Both reached about the same temperature (with my scientific finger test) in about the same time of 40 minutes. Of course it will vary with your distilled water temperature and elevation.
The Hornady lets you set cleaning times in increments of 5 minutes, and then finessing the time by pressing the down key.
Example: 5, 10, 15, 20, 25, 24 for the tested routine.
The Lyman only lets you max out at 480 seconds at a time. Ok if you’re cleaning jewelry…but sucks when you are cleaning brass or stubborn gun parts.
Both cleaned the brass very well (as long as I correctly submersed the brass completely).
The Lyman got the wrong end of the coin toss with the dirtier barrel. But I think with more time it would have been fine.
BCGs were cleaned equally.
The Hornady gives you a “de-gas” feature which is more useful in a science lab than part/brass cleaning. It’s not for getting rid of the big air bubbles in your brass.
The Lyman has a slightly smaller slotted basket so your tiny parts don’t go missing. But neither were small enough for the bolt extractor pin.
As of writing, the Lyman was $99 and the Hornady at $109.
Best Ultrasonic Gun & Case Cleaner
If I had to choose one…
Lyman Turbo Sonic Case Cleaner
I would choose the Lyman since it’s slightly cheaper and has a larger capacity. And I like to wait until I have a lot of brass to clean.
It’s inability to go above 8 minutes of cleaning time without checking in and resetting kills it.
Hornady Lock-N-Load Sonic Cleaner II
I’m looking for a set it and forget it method where I can leave the room and avoid the buzzing sound.
So I’ve got to give it to Hornady even though it’s a few bucks more and slightly reduced in volume.
After all this…are ultrasonic cleaners for you?
If you want your brass to be super clean with minimal time and effort compared to dry-tumbling…yes.
If you want to set it and forget it for gun parts…yes.
Again, my personal recommendation is the Hornady because of the timing issue with the Lyman.
If you do go with ultrasonic cleaning…make sure you grab the other essentials.
I’m pretty new to the world of ultrasonic cleaners.
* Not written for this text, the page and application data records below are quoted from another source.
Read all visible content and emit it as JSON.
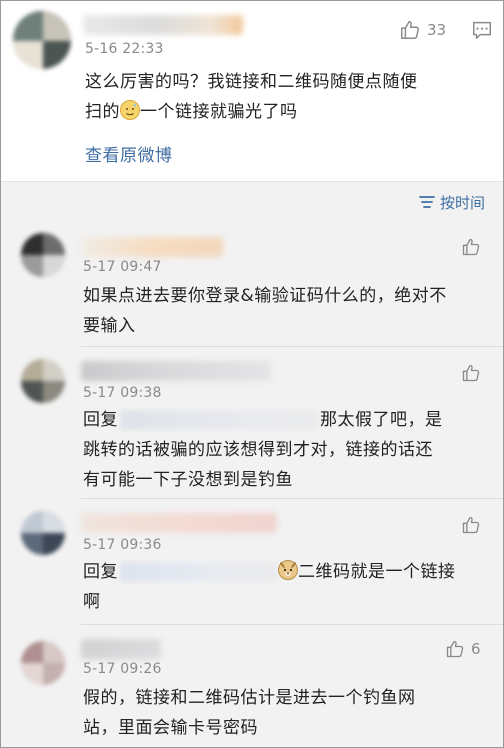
{
  "post": {
    "timestamp": "5-16 22:33",
    "like_count": "33",
    "text_line1": "这么厉害的吗？我链接和二维码随便点随便",
    "text_line2_before": "扫的",
    "text_line2_after": "一个链接就骗光了吗",
    "view_original": "查看原微博"
  },
  "sort": {
    "label": "按时间"
  },
  "comments": [
    {
      "timestamp": "5-17 09:47",
      "line1": "如果点进去要你登录&输验证码什么的，绝对不",
      "line2": "要输入",
      "like_count": ""
    },
    {
      "timestamp": "5-17 09:38",
      "reply_prefix": "回复",
      "line1_after": "那太假了吧，是",
      "line2": "跳转的话被骗的应该想得到才对，链接的话还",
      "line3": "有可能一下子没想到是钓鱼",
      "like_count": ""
    },
    {
      "timestamp": "5-17 09:36",
      "reply_prefix": "回复",
      "line1_after": "二维码就是一个链接",
      "line2": "啊",
      "like_count": ""
    },
    {
      "timestamp": "5-17 09:26",
      "line1": "假的，链接和二维码估计是进去一个钓鱼网",
      "line2": "站，里面会输卡号密码",
      "like_count": "6"
    }
  ],
  "icons": {
    "like": "thumbs-up-icon",
    "comment": "comment-icon",
    "sort": "sort-lines-icon",
    "emoji_sweat": "sweat-smile-emoji",
    "emoji_doge": "doge-emoji"
  },
  "colors": {
    "link_blue": "#3f6ea3",
    "meta_gray": "#8a8a8a",
    "band_bg": "#f2f2f2"
  }
}
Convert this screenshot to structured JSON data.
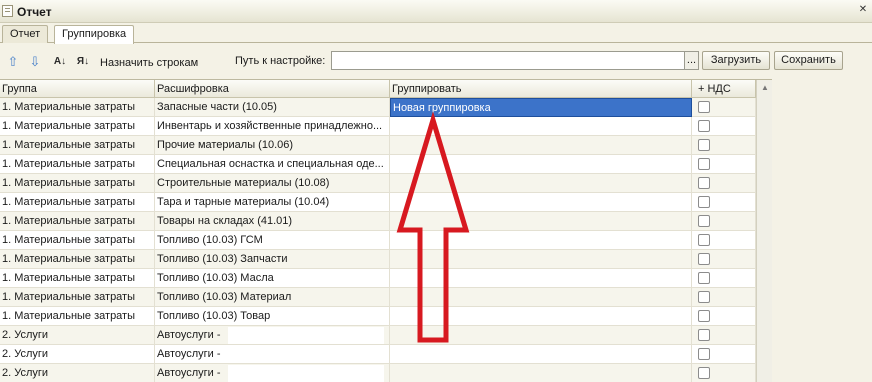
{
  "window": {
    "title": "Отчет",
    "icon": "document-icon",
    "close_label": "✕"
  },
  "tabs": [
    {
      "label": "Отчет",
      "active": false
    },
    {
      "label": "Группировка",
      "active": true
    }
  ],
  "toolbar": {
    "icons": [
      "arrow-up-icon",
      "arrow-down-icon",
      "sort-asc-icon",
      "sort-desc-icon"
    ],
    "assign_rows_label": "Назначить строкам",
    "path_label": "Путь к настройке:",
    "path_value": "",
    "browse_label": "...",
    "load_label": "Загрузить",
    "save_label": "Сохранить"
  },
  "grid": {
    "columns": [
      "Группа",
      "Расшифровка",
      "Группировать",
      "+ НДС"
    ],
    "rows": [
      {
        "group": "1. Материальные затраты",
        "detail": "Запасные части (10.05)",
        "grouping": "Новая группировка",
        "vat": false
      },
      {
        "group": "1. Материальные затраты",
        "detail": "Инвентарь и хозяйственные принадлежно...",
        "grouping": "",
        "vat": false
      },
      {
        "group": "1. Материальные затраты",
        "detail": "Прочие материалы (10.06)",
        "grouping": "",
        "vat": false
      },
      {
        "group": "1. Материальные затраты",
        "detail": "Специальная оснастка и специальная оде...",
        "grouping": "",
        "vat": false
      },
      {
        "group": "1. Материальные затраты",
        "detail": "Строительные материалы (10.08)",
        "grouping": "",
        "vat": false
      },
      {
        "group": "1. Материальные затраты",
        "detail": "Тара и тарные материалы (10.04)",
        "grouping": "",
        "vat": false
      },
      {
        "group": "1. Материальные затраты",
        "detail": "Товары на складах (41.01)",
        "grouping": "",
        "vat": false
      },
      {
        "group": "1. Материальные затраты",
        "detail": "Топливо (10.03) ГСМ",
        "grouping": "",
        "vat": false
      },
      {
        "group": "1. Материальные затраты",
        "detail": "Топливо (10.03) Запчасти",
        "grouping": "",
        "vat": false
      },
      {
        "group": "1. Материальные затраты",
        "detail": "Топливо (10.03) Масла",
        "grouping": "",
        "vat": false
      },
      {
        "group": "1. Материальные затраты",
        "detail": "Топливо (10.03) Материал",
        "grouping": "",
        "vat": false
      },
      {
        "group": "1. Материальные затраты",
        "detail": "Топливо (10.03) Товар",
        "grouping": "",
        "vat": false
      },
      {
        "group": "2. Услуги",
        "detail": "Автоуслуги  -",
        "grouping": "",
        "vat": false
      },
      {
        "group": "2. Услуги",
        "detail": "Автоуслуги  -",
        "grouping": "",
        "vat": false
      },
      {
        "group": "2. Услуги",
        "detail": "Автоуслуги  -",
        "grouping": "",
        "vat": false
      }
    ]
  },
  "annotation": {
    "shape": "arrow-up",
    "color": "#d71920"
  },
  "colors": {
    "selection": "#3c73c9",
    "accent_arrow": "#d71920"
  }
}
Any tips for our fellow beginners from you veteran brass cleaners? Also check out our Best Places to Buy Reloading Components and Beginner’s Guide to Reloading.